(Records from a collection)
▼▼▼

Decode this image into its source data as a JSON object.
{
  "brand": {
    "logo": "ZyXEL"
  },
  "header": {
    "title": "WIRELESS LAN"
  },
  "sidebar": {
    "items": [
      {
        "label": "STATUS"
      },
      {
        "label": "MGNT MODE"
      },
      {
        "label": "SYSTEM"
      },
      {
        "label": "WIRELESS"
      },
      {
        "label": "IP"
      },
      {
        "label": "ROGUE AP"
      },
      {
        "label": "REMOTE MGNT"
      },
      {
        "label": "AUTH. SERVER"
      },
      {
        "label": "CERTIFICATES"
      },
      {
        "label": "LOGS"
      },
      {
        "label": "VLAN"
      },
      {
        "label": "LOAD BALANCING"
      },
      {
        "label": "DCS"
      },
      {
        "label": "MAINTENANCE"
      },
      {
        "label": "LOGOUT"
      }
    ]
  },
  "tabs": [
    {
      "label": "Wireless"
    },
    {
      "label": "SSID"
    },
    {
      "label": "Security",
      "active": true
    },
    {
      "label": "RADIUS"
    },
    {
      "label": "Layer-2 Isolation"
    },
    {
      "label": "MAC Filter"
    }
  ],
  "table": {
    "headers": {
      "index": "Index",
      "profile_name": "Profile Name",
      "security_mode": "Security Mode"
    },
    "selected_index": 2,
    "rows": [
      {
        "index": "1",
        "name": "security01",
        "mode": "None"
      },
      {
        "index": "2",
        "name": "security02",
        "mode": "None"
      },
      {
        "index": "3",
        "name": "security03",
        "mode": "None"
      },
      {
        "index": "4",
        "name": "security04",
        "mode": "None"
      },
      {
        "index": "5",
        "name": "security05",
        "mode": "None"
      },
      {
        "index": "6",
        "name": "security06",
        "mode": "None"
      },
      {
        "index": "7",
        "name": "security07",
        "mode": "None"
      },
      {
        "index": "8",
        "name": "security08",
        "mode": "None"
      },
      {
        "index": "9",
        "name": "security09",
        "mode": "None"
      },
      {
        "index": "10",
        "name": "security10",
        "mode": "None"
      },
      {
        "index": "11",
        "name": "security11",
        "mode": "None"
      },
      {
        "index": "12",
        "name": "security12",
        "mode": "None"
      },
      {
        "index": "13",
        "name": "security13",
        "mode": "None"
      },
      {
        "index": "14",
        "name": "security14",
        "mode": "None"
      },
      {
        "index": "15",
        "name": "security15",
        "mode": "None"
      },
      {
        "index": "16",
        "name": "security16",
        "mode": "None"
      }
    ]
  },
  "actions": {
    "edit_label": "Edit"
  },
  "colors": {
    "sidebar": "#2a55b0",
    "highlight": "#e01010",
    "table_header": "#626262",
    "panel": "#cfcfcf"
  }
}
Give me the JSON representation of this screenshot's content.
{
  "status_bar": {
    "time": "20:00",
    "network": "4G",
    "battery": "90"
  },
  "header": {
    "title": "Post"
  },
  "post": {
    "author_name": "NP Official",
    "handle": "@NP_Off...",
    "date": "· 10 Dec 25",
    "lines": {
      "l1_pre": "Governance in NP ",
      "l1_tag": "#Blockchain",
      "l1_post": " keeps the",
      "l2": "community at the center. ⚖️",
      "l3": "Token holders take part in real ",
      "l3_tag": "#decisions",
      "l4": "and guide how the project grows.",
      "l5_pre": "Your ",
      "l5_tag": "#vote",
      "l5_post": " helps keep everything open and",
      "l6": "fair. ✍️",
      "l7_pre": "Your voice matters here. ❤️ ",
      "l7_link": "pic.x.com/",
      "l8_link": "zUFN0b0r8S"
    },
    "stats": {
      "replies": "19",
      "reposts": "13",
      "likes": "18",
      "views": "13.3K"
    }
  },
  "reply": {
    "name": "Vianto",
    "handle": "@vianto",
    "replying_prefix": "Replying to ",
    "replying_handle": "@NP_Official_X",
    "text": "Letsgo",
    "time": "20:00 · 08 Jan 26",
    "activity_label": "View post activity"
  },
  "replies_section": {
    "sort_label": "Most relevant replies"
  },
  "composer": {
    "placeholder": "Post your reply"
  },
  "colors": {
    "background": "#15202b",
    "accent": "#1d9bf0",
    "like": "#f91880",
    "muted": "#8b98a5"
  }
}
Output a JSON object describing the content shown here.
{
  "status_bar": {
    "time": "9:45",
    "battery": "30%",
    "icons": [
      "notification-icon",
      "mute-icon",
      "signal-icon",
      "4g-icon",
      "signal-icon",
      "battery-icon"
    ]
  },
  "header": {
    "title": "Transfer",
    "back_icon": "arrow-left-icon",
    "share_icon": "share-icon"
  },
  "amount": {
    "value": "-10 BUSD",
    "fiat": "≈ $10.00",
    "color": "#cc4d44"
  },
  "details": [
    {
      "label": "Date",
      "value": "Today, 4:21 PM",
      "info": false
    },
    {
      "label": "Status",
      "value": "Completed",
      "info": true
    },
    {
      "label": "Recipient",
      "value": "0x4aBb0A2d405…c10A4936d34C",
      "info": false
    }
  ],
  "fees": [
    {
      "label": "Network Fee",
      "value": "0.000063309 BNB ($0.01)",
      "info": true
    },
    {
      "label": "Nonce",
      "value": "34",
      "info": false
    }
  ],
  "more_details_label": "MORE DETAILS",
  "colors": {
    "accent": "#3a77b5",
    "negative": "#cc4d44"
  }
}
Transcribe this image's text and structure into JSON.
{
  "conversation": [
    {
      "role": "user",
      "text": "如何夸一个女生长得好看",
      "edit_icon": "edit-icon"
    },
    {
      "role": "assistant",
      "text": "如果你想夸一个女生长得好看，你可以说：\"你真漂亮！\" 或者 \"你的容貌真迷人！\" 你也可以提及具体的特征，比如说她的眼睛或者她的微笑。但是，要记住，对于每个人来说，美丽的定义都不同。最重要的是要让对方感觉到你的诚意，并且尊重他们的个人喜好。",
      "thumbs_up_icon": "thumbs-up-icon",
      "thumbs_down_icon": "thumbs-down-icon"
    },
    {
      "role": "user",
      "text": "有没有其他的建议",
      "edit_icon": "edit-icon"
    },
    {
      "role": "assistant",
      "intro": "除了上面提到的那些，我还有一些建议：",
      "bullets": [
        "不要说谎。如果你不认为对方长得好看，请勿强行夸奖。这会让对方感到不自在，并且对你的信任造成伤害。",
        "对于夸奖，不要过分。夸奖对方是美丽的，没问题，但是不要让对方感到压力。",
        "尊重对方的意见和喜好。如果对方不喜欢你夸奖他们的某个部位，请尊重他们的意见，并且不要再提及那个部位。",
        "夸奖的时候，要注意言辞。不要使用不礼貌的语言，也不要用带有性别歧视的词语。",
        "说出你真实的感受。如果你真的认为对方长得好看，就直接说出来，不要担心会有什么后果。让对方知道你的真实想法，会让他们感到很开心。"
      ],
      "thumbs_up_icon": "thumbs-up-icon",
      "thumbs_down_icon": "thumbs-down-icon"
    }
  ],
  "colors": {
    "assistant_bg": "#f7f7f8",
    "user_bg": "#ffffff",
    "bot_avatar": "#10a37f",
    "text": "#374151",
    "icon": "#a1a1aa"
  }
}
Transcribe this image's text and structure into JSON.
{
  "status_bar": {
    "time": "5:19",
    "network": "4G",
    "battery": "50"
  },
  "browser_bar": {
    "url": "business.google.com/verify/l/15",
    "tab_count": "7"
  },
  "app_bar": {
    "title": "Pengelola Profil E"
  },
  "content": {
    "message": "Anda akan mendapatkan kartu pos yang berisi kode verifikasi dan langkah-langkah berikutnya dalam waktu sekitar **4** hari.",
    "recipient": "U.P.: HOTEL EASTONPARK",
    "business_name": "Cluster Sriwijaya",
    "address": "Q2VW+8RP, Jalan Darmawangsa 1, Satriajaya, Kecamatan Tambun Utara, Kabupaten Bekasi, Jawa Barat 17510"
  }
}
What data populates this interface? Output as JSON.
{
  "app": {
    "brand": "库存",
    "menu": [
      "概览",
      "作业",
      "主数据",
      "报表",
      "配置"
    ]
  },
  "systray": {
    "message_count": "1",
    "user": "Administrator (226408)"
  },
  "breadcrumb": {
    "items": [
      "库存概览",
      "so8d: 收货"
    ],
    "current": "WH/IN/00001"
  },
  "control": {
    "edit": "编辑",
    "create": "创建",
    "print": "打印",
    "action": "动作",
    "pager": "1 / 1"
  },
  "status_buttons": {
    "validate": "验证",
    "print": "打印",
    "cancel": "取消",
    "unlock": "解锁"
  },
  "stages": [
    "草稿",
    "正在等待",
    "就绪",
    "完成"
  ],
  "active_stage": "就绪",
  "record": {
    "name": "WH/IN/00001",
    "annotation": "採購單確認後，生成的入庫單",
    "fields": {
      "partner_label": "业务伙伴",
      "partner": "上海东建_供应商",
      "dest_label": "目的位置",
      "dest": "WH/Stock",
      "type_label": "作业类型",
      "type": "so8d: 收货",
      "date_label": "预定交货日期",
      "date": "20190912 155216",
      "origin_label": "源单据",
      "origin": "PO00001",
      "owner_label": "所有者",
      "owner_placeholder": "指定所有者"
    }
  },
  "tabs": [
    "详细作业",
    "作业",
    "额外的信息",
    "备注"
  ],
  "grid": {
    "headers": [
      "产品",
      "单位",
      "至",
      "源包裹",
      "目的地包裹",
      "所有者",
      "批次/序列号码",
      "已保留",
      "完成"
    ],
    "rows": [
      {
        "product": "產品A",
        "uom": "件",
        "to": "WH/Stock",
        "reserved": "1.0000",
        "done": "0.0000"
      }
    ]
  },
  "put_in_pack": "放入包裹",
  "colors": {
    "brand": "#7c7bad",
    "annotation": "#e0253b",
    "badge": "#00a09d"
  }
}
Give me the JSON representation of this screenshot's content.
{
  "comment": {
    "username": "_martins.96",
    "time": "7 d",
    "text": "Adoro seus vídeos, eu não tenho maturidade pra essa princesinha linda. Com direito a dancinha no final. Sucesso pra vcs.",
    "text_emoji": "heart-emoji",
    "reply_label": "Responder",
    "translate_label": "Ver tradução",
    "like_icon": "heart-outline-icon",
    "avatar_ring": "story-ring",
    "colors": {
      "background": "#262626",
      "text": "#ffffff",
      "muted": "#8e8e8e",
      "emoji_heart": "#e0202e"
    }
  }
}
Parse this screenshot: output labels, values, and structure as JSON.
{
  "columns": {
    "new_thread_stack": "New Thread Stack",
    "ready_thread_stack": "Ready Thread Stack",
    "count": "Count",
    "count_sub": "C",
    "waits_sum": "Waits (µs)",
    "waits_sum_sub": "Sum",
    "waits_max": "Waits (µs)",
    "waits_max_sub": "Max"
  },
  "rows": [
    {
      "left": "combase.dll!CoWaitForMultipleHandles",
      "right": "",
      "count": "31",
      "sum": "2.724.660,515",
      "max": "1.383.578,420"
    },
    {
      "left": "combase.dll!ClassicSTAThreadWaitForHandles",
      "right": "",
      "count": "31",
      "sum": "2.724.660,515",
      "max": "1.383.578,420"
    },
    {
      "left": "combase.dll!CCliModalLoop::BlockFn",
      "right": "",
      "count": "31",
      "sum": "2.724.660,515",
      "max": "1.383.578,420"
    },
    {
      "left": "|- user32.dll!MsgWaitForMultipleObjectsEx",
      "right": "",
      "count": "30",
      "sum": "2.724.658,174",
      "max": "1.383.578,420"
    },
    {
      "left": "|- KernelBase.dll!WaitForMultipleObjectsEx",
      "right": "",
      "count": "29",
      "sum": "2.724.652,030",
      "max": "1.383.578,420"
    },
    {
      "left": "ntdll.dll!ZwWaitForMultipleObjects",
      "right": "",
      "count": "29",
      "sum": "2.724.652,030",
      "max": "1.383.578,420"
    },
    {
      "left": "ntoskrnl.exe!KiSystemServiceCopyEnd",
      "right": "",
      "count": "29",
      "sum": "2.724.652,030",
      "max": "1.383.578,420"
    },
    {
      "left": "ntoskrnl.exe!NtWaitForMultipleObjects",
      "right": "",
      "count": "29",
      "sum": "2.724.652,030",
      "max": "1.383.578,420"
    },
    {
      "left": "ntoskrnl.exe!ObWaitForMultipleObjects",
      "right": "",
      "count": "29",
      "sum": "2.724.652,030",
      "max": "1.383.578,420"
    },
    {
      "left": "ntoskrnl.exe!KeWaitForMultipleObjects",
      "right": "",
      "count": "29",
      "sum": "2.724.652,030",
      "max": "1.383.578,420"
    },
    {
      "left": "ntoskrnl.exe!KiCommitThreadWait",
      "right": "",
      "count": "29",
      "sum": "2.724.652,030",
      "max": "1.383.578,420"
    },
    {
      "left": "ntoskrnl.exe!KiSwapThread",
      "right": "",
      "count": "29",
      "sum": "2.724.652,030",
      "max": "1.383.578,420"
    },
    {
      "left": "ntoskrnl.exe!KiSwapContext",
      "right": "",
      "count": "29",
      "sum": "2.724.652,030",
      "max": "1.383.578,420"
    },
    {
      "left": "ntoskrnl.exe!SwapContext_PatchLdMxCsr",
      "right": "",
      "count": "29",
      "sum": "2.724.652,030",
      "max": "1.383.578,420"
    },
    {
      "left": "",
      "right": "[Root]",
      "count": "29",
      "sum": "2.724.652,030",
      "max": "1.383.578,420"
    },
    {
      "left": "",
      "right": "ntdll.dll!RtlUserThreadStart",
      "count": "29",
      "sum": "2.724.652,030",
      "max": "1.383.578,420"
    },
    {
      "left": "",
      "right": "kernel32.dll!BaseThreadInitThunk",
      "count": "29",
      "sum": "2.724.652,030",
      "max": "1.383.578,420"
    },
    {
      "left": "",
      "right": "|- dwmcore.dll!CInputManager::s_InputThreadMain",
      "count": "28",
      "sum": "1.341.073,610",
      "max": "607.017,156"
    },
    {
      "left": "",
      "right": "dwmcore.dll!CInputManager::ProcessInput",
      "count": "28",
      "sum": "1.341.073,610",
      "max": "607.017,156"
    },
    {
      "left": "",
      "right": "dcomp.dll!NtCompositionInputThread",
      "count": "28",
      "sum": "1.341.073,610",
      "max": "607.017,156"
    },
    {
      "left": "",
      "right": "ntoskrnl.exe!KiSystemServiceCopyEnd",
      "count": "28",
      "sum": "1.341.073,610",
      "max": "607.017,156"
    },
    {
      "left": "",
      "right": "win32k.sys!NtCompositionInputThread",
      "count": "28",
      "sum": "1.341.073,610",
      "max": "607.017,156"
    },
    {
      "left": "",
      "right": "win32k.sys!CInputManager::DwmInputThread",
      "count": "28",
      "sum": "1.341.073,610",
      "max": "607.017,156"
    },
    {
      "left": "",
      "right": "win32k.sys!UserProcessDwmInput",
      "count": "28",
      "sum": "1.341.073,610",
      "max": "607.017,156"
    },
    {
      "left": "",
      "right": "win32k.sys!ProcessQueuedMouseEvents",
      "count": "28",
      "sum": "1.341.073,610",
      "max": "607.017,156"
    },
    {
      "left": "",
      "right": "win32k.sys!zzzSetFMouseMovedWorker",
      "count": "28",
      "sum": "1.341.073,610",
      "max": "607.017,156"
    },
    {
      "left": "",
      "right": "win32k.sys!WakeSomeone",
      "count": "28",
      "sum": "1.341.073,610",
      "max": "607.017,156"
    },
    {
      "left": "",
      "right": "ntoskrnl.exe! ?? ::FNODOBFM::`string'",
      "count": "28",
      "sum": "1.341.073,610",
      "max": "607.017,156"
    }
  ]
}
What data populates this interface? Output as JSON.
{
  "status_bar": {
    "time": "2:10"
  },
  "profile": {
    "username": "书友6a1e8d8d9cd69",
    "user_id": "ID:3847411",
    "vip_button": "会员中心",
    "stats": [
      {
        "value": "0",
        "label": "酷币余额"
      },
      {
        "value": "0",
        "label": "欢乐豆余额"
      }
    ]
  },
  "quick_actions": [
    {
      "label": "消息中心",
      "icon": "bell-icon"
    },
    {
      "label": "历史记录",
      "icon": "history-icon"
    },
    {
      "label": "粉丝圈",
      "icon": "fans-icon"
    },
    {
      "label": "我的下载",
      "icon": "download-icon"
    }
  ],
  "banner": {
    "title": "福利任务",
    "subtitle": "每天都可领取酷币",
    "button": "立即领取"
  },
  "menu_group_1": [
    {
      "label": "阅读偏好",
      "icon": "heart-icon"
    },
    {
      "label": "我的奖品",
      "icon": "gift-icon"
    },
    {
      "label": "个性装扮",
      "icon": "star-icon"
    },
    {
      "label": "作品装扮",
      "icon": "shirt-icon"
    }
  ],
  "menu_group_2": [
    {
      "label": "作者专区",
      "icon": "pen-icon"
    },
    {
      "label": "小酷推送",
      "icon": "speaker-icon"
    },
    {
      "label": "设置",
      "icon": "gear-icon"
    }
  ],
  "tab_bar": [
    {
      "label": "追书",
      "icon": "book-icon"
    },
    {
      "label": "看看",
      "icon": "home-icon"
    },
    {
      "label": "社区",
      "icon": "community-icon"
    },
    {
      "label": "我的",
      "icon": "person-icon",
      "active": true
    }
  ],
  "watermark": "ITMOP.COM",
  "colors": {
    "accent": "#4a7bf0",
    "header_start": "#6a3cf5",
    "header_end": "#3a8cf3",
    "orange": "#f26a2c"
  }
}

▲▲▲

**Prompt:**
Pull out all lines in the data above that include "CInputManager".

**Solution for this exercise:**
      "right": "|- dwmcore.dll!CInputManager::s_InputThreadMain",
      "right": "dwmcore.dll!CInputManager::ProcessInput",
      "right": "win32k.sys!CInputManager::DwmInputThread",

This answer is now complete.